A new report cautions that weather and climate conditions, including the onset of higher temperatures during spring, should not be used as a trigger to relax COVID-19 transmission reduction measures.
Climate scientists identify regional variations in snowpack melt as temperatures increase and present a theory that explains which mountain snowpacks worldwide are most “at-risk” from climate change.
According to a new climate change assessment report for the Commonwealth of the Northern Mariana Islands, led by members of CPO's Pacific Regional Integrated Sciences and Assessment team (Pacific RISA) and co-supported by CPO's Assessments Program, threatened resources include high-value coastal infrastructure and the millions of dollars that ocean ecosystems add to the CNMI economy annually.
The first formal state climate assessment for Nevada, it covers heat, drought, snow loss, flood and wildfire risk changes associated with impacts to public health, water resources, habitats, recreation and hospitality, and agriculture and ranching.
Widespread fire danger and fire activity during active fire seasons can overwhelm fire suppression resource capacity, limiting the effectiveness of managing fires and potentially increasing fire impacts.
Americans’ health, security and economic wellbeing are tied to climate and weather.
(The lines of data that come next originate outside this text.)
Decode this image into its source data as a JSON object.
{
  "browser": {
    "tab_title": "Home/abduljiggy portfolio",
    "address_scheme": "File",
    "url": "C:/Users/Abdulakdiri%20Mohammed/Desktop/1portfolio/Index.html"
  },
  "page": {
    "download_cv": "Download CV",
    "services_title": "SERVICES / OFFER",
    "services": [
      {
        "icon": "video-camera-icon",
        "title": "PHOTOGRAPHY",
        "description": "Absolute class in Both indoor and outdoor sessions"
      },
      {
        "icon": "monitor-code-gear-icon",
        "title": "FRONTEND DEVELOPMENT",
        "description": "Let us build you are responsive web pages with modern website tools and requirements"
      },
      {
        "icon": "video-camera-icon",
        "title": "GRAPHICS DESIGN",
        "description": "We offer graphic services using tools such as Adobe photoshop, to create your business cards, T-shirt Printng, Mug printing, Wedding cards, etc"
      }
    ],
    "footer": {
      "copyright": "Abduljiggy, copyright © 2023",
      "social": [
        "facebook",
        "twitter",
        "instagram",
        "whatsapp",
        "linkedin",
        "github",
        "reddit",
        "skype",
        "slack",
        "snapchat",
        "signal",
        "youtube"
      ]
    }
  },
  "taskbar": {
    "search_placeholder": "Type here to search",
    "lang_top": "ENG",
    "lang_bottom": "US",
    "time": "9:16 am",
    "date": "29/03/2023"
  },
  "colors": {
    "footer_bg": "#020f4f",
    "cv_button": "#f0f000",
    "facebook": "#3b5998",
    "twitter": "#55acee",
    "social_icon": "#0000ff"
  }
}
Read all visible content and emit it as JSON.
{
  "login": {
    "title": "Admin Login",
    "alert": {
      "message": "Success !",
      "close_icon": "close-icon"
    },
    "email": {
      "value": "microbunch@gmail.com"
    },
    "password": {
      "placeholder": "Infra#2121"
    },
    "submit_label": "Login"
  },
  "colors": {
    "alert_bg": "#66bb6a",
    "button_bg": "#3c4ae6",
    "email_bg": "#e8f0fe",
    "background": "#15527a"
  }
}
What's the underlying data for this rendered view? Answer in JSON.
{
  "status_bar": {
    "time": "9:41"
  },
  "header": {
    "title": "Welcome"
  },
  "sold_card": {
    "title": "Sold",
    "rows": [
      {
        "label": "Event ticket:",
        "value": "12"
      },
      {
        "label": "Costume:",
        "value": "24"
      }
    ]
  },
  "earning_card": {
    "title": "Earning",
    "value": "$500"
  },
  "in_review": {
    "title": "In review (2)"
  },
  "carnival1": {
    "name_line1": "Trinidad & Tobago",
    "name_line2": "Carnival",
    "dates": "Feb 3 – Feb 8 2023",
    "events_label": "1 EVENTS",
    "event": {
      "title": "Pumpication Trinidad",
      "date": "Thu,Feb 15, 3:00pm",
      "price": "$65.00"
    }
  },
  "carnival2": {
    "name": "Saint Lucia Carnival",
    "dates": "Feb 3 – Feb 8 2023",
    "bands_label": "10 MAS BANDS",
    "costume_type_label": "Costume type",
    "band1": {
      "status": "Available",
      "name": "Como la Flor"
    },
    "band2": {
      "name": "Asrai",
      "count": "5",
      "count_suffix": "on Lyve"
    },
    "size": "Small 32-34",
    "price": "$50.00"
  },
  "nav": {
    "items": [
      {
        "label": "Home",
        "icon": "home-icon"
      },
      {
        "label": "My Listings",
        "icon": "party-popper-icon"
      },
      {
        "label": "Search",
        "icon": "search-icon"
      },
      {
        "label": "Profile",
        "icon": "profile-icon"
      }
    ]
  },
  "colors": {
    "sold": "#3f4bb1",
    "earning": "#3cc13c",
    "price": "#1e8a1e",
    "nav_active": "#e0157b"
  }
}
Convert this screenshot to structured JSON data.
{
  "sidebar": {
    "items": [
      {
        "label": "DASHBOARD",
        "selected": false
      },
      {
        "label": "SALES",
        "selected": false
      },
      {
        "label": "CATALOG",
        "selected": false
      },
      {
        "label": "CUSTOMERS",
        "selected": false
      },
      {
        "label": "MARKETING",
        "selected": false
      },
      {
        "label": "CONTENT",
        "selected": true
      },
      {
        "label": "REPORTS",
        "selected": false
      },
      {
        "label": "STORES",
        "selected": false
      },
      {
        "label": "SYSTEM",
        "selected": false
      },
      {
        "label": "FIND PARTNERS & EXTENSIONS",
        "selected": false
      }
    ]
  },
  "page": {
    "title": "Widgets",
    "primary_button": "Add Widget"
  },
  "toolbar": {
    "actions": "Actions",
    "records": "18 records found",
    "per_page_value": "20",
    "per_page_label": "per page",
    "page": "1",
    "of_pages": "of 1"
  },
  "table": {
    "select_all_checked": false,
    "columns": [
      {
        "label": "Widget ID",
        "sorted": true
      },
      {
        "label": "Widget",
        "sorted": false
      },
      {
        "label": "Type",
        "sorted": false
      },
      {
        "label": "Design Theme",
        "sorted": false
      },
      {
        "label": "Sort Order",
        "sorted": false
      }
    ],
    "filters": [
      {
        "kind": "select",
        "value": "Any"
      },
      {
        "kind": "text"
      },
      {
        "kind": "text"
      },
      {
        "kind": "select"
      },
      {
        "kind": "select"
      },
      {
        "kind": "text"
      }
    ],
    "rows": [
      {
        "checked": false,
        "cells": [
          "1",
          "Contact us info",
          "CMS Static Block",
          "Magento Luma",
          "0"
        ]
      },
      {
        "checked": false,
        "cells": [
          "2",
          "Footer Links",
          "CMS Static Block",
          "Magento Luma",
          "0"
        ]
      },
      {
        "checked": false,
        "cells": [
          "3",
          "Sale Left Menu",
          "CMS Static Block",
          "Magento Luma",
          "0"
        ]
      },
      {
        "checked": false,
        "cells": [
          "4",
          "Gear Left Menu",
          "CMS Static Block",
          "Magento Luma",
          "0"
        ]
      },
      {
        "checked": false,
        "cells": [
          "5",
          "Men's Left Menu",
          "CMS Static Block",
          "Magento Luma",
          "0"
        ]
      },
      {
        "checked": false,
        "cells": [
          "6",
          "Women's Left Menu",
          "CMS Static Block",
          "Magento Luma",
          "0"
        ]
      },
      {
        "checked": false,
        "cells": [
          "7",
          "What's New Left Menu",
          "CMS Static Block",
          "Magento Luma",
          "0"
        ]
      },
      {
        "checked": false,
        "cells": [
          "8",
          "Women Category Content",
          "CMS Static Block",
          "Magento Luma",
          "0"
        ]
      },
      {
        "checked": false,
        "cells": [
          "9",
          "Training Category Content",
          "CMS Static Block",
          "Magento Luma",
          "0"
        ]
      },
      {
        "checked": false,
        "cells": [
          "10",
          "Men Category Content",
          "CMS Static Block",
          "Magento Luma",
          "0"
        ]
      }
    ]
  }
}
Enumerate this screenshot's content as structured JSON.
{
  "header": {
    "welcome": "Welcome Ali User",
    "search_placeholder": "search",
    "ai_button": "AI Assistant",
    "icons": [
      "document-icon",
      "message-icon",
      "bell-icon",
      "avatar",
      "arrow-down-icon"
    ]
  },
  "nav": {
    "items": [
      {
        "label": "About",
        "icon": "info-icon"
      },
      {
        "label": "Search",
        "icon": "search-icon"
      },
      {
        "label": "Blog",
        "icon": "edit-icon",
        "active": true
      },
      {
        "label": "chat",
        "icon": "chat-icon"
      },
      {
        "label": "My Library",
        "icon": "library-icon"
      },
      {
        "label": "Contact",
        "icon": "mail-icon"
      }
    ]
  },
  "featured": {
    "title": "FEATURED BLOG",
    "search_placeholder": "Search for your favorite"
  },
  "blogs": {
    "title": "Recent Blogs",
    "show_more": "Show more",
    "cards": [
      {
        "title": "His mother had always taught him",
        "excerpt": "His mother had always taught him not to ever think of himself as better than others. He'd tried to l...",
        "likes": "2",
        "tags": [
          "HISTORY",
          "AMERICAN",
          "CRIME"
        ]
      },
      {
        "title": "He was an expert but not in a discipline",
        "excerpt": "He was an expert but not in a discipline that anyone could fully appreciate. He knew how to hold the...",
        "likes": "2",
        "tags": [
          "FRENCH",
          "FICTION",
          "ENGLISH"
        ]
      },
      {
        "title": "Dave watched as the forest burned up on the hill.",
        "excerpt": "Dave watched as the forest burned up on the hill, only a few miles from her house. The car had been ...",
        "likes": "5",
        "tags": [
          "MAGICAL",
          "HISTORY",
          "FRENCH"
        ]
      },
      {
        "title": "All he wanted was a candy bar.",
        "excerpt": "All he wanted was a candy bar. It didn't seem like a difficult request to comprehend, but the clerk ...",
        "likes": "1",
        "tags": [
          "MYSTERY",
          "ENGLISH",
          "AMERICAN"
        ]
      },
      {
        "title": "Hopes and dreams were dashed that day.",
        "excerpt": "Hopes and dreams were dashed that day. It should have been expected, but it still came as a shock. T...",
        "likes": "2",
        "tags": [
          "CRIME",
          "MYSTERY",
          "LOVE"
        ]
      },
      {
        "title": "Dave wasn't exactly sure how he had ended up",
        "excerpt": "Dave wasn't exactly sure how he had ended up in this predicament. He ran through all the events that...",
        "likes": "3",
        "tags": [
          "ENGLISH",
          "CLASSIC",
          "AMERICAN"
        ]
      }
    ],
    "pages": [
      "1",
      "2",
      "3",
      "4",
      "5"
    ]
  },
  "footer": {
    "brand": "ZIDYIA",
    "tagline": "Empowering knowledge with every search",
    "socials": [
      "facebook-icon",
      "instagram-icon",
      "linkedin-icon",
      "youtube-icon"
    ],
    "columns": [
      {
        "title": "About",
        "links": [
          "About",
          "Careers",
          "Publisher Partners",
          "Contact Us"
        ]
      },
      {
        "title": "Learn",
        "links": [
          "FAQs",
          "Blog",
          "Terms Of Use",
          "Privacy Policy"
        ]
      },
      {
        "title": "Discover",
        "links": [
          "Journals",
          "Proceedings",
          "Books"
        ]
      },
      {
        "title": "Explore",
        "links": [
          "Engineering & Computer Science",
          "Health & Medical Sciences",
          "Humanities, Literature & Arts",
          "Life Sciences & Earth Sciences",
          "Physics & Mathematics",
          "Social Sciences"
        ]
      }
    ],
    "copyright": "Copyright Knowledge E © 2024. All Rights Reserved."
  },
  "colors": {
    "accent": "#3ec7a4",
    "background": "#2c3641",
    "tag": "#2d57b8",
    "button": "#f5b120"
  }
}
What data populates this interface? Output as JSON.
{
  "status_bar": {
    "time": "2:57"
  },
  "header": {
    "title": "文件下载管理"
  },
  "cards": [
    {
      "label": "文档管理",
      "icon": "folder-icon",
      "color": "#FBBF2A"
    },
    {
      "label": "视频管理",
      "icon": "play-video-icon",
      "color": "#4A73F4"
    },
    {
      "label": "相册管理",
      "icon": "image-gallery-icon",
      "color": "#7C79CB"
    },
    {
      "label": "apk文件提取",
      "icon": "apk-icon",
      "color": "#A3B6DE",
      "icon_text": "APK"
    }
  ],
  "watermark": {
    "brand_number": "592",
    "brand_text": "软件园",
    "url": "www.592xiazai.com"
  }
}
Every day, we see communities grappling with environmental challenges due to unusual or extreme events related to climate and weather.
NOAA Privacy Statement|
Web Accessibility Statement|
Disclaimer for External Links|
U.S. Department of Commerce|